• What is expected:
Please restate every record below word for word.

• Entries supplied:
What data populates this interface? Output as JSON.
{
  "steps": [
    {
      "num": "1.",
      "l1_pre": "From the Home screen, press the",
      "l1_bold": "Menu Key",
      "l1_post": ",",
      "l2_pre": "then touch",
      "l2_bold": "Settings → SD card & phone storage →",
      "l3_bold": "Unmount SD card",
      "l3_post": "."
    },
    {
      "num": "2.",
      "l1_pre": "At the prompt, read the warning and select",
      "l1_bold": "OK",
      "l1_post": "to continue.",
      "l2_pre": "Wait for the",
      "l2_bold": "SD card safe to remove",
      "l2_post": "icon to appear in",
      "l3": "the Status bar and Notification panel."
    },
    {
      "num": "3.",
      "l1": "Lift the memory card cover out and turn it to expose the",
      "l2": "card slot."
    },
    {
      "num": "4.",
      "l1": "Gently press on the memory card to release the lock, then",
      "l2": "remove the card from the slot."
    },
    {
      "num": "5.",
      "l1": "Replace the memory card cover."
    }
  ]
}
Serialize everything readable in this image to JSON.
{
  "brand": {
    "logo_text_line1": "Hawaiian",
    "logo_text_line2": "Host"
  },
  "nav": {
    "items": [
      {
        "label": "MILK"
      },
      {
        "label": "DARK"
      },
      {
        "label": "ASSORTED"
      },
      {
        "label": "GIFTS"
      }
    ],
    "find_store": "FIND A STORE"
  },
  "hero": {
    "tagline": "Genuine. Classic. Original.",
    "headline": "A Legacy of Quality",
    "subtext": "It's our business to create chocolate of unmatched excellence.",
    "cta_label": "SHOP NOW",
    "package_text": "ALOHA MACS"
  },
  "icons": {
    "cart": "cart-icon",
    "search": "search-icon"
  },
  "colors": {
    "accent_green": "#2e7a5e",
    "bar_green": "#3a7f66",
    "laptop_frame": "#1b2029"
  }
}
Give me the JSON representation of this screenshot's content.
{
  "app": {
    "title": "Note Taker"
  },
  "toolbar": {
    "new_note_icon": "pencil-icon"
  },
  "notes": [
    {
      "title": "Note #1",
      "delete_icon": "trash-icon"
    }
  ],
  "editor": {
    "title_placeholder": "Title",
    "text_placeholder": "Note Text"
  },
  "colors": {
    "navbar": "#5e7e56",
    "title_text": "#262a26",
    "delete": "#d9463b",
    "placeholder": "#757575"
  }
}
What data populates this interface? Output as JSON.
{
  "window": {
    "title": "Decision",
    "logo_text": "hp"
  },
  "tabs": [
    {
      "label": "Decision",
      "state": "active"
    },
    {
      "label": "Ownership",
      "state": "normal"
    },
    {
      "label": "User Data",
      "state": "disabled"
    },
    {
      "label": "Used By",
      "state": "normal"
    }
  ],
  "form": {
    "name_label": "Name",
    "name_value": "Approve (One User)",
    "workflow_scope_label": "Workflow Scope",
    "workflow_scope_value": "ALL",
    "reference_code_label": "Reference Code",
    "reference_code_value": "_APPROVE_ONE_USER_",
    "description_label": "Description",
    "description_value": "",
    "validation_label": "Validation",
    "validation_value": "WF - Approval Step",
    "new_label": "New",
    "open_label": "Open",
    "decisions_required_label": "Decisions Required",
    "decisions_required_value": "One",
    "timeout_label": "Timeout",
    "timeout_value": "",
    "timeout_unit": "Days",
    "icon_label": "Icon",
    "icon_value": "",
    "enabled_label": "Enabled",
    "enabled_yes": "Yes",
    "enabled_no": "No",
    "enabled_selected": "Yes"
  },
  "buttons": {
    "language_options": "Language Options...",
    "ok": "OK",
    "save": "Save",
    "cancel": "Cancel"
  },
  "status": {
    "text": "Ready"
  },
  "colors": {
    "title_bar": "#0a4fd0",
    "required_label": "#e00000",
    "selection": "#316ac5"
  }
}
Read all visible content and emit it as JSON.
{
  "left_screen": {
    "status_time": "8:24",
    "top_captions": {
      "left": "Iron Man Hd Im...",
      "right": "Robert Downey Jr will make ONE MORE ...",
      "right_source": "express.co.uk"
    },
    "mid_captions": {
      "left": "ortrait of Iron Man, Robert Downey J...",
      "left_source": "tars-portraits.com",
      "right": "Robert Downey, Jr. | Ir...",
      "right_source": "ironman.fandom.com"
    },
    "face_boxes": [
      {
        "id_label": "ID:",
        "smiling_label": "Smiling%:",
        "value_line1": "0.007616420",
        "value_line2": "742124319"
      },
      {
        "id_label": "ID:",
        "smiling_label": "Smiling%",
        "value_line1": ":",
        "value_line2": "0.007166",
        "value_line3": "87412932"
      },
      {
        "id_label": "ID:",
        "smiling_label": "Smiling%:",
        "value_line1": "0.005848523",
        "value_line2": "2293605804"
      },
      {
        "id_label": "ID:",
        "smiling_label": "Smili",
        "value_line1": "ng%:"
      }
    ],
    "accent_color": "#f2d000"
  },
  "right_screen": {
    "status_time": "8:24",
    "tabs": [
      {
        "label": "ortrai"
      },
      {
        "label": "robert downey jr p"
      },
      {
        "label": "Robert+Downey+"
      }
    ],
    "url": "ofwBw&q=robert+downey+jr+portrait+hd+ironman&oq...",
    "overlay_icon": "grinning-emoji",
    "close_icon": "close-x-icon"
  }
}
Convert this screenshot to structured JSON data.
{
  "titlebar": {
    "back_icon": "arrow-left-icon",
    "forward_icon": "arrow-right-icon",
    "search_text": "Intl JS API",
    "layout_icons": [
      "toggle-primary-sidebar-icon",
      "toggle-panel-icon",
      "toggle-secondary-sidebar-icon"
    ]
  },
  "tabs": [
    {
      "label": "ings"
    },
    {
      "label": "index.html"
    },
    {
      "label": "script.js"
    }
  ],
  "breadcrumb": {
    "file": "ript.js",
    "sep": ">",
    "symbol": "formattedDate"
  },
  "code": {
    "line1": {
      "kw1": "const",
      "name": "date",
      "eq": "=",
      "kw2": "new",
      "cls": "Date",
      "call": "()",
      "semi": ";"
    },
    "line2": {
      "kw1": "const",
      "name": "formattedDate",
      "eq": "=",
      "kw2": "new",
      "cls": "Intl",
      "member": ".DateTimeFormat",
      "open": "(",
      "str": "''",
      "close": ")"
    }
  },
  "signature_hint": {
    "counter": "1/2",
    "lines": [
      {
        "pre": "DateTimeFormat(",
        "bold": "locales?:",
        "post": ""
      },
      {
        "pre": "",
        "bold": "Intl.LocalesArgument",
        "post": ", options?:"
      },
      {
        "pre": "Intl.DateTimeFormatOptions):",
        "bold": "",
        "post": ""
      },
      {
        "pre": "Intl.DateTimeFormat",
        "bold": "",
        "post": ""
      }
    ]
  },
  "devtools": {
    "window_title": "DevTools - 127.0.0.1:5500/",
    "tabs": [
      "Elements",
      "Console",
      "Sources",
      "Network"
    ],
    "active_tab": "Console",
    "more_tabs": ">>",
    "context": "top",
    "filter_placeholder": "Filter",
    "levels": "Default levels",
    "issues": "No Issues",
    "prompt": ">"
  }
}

• Task solution:
What data populates this interface? Output as JSON.
{
  "steps": [
    {
      "num": "1.",
      "l1_pre": "From the Home screen, press the",
      "l1_bold": "Menu Key",
      "l1_post": ",",
      "l2_pre": "then touch",
      "l2_bold": "Settings → SD card & phone storage →",
      "l3_bold": "Unmount SD card",
      "l3_post": "."
    },
    {
      "num": "2.",
      "l1_pre": "At the prompt, read the warning and select",
      "l1_bold": "OK",
      "l1_post": "to continue.",
      "l2_pre": "Wait for the",
      "l2_bold": "SD card safe to remove",
      "l2_post": "icon to appear in",
      "l3": "the Status bar and Notification panel."
    },
    {
      "num": "3.",
      "l1": "Lift the memory card cover out and turn it to expose the",
      "l2": "card slot."
    },
    {
      "num": "4.",
      "l1": "Gently press on the memory card to release the lock, then",
      "l2": "remove the card from the slot."
    },
    {
      "num": "5.",
      "l1": "Replace the memory card cover."
    }
  ]
}
Serialize everything readable in this image to JSON.
{
  "brand": {
    "logo_text_line1": "Hawaiian",
    "logo_text_line2": "Host"
  },
  "nav": {
    "items": [
      {
        "label": "MILK"
      },
      {
        "label": "DARK"
      },
      {
        "label": "ASSORTED"
      },
      {
        "label": "GIFTS"
      }
    ],
    "find_store": "FIND A STORE"
  },
  "hero": {
    "tagline": "Genuine. Classic. Original.",
    "headline": "A Legacy of Quality",
    "subtext": "It's our business to create chocolate of unmatched excellence.",
    "cta_label": "SHOP NOW",
    "package_text": "ALOHA MACS"
  },
  "icons": {
    "cart": "cart-icon",
    "search": "search-icon"
  },
  "colors": {
    "accent_green": "#2e7a5e",
    "bar_green": "#3a7f66",
    "laptop_frame": "#1b2029"
  }
}
Give me the JSON representation of this screenshot's content.
{
  "app": {
    "title": "Note Taker"
  },
  "toolbar": {
    "new_note_icon": "pencil-icon"
  },
  "notes": [
    {
      "title": "Note #1",
      "delete_icon": "trash-icon"
    }
  ],
  "editor": {
    "title_placeholder": "Title",
    "text_placeholder": "Note Text"
  },
  "colors": {
    "navbar": "#5e7e56",
    "title_text": "#262a26",
    "delete": "#d9463b",
    "placeholder": "#757575"
  }
}
What data populates this interface? Output as JSON.
{
  "window": {
    "title": "Decision",
    "logo_text": "hp"
  },
  "tabs": [
    {
      "label": "Decision",
      "state": "active"
    },
    {
      "label": "Ownership",
      "state": "normal"
    },
    {
      "label": "User Data",
      "state": "disabled"
    },
    {
      "label": "Used By",
      "state": "normal"
    }
  ],
  "form": {
    "name_label": "Name",
    "name_value": "Approve (One User)",
    "workflow_scope_label": "Workflow Scope",
    "workflow_scope_value": "ALL",
    "reference_code_label": "Reference Code",
    "reference_code_value": "_APPROVE_ONE_USER_",
    "description_label": "Description",
    "description_value": "",
    "validation_label": "Validation",
    "validation_value": "WF - Approval Step",
    "new_label": "New",
    "open_label": "Open",
    "decisions_required_label": "Decisions Required",
    "decisions_required_value": "One",
    "timeout_label": "Timeout",
    "timeout_value": "",
    "timeout_unit": "Days",
    "icon_label": "Icon",
    "icon_value": "",
    "enabled_label": "Enabled",
    "enabled_yes": "Yes",
    "enabled_no": "No",
    "enabled_selected": "Yes"
  },
  "buttons": {
    "language_options": "Language Options...",
    "ok": "OK",
    "save": "Save",
    "cancel": "Cancel"
  },
  "status": {
    "text": "Ready"
  },
  "colors": {
    "title_bar": "#0a4fd0",
    "required_label": "#e00000",
    "selection": "#316ac5"
  }
}
Read all visible content and emit it as JSON.
{
  "left_screen": {
    "status_time": "8:24",
    "top_captions": {
      "left": "Iron Man Hd Im...",
      "right": "Robert Downey Jr will make ONE MORE ...",
      "right_source": "express.co.uk"
    },
    "mid_captions": {
      "left": "ortrait of Iron Man, Robert Downey J...",
      "left_source": "tars-portraits.com",
      "right": "Robert Downey, Jr. | Ir...",
      "right_source": "ironman.fandom.com"
    },
    "face_boxes": [
      {
        "id_label": "ID:",
        "smiling_label": "Smiling%:",
        "value_line1": "0.007616420",
        "value_line2": "742124319"
      },
      {
        "id_label": "ID:",
        "smiling_label": "Smiling%",
        "value_line1": ":",
        "value_line2": "0.007166",
        "value_line3": "87412932"
      },
      {
        "id_label": "ID:",
        "smiling_label": "Smiling%:",
        "value_line1": "0.005848523",
        "value_line2": "2293605804"
      },
      {
        "id_label": "ID:",
        "smiling_label": "Smili",
        "value_line1": "ng%:"
      }
    ],
    "accent_color": "#f2d000"
  },
  "right_screen": {
    "status_time": "8:24",
    "tabs": [
      {
        "label": "ortrai"
      },
      {
        "label": "robert downey jr p"
      },
      {
        "label": "Robert+Downey+"
      }
    ],
    "url": "ofwBw&q=robert+downey+jr+portrait+hd+ironman&oq...",
    "overlay_icon": "grinning-emoji",
    "close_icon": "close-x-icon"
  }
}
Convert this screenshot to structured JSON data.
{
  "titlebar": {
    "back_icon": "arrow-left-icon",
    "forward_icon": "arrow-right-icon",
    "search_text": "Intl JS API",
    "layout_icons": [
      "toggle-primary-sidebar-icon",
      "toggle-panel-icon",
      "toggle-secondary-sidebar-icon"
    ]
  },
  "tabs": [
    {
      "label": "ings"
    },
    {
      "label": "index.html"
    },
    {
      "label": "script.js"
    }
  ],
  "breadcrumb": {
    "file": "ript.js",
    "sep": ">",
    "symbol": "formattedDate"
  },
  "code": {
    "line1": {
      "kw1": "const",
      "name": "date",
      "eq": "=",
      "kw2": "new",
      "cls": "Date",
      "call": "()",
      "semi": ";"
    },
    "line2": {
      "kw1": "const",
      "name": "formattedDate",
      "eq": "=",
      "kw2": "new",
      "cls": "Intl",
      "member": ".DateTimeFormat",
      "open": "(",
      "str": "''",
      "close": ")"
    }
  },
  "signature_hint": {
    "counter": "1/2",
    "lines": [
      {
        "pre": "DateTimeFormat(",
        "bold": "locales?:",
        "post": ""
      },
      {
        "pre": "",
        "bold": "Intl.LocalesArgument",
        "post": ", options?:"
      },
      {
        "pre": "Intl.DateTimeFormatOptions):",
        "bold": "",
        "post": ""
      },
      {
        "pre": "Intl.DateTimeFormat",
        "bold": "",
        "post": ""
      }
    ]
  },
  "devtools": {
    "window_title": "DevTools - 127.0.0.1:5500/",
    "tabs": [
      "Elements",
      "Console",
      "Sources",
      "Network"
    ],
    "active_tab": "Console",
    "more_tabs": ">>",
    "context": "top",
    "filter_placeholder": "Filter",
    "levels": "Default levels",
    "issues": "No Issues",
    "prompt": ">"
  }
}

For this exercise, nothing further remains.